What you are asked to do » Word for word, reproduce each of the entries.

BEGIN Data records

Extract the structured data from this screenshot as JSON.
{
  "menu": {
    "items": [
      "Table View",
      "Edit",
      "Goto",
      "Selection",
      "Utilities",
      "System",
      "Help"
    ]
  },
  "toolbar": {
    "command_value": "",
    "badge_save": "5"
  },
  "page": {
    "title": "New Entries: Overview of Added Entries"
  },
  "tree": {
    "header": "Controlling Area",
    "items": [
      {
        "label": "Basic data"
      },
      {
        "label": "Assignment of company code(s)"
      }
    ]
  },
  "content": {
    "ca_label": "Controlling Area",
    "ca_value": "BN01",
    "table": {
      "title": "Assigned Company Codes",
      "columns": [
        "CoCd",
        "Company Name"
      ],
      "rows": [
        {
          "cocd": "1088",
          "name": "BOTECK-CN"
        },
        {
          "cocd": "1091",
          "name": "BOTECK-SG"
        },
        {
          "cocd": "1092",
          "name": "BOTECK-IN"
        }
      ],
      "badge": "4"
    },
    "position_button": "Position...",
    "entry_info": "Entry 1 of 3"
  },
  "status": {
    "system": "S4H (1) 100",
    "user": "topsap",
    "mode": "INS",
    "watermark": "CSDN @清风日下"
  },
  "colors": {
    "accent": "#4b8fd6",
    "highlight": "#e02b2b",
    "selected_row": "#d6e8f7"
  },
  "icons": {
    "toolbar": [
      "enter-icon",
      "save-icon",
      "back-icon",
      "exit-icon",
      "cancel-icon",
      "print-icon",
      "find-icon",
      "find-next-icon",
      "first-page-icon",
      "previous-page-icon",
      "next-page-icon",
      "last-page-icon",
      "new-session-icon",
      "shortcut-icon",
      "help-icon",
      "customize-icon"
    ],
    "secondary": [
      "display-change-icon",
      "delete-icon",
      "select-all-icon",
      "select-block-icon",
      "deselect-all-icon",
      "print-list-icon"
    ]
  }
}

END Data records

Expected output »
Extract the structured data from this screenshot as JSON.
{
  "menu": {
    "items": [
      "Table View",
      "Edit",
      "Goto",
      "Selection",
      "Utilities",
      "System",
      "Help"
    ]
  },
  "toolbar": {
    "command_value": "",
    "badge_save": "5"
  },
  "page": {
    "title": "New Entries: Overview of Added Entries"
  },
  "tree": {
    "header": "Controlling Area",
    "items": [
      {
        "label": "Basic data"
      },
      {
        "label": "Assignment of company code(s)"
      }
    ]
  },
  "content": {
    "ca_label": "Controlling Area",
    "ca_value": "BN01",
    "table": {
      "title": "Assigned Company Codes",
      "columns": [
        "CoCd",
        "Company Name"
      ],
      "rows": [
        {
          "cocd": "1088",
          "name": "BOTECK-CN"
        },
        {
          "cocd": "1091",
          "name": "BOTECK-SG"
        },
        {
          "cocd": "1092",
          "name": "BOTECK-IN"
        }
      ],
      "badge": "4"
    },
    "position_button": "Position...",
    "entry_info": "Entry 1 of 3"
  },
  "status": {
    "system": "S4H (1) 100",
    "user": "topsap",
    "mode": "INS",
    "watermark": "CSDN @清风日下"
  },
  "colors": {
    "accent": "#4b8fd6",
    "highlight": "#e02b2b",
    "selected_row": "#d6e8f7"
  },
  "icons": {
    "toolbar": [
      "enter-icon",
      "save-icon",
      "back-icon",
      "exit-icon",
      "cancel-icon",
      "print-icon",
      "find-icon",
      "find-next-icon",
      "first-page-icon",
      "previous-page-icon",
      "next-page-icon",
      "last-page-icon",
      "new-session-icon",
      "shortcut-icon",
      "help-icon",
      "customize-icon"
    ],
    "secondary": [
      "display-change-icon",
      "delete-icon",
      "select-all-icon",
      "select-block-icon",
      "deselect-all-icon",
      "print-list-icon"
    ]
  }
}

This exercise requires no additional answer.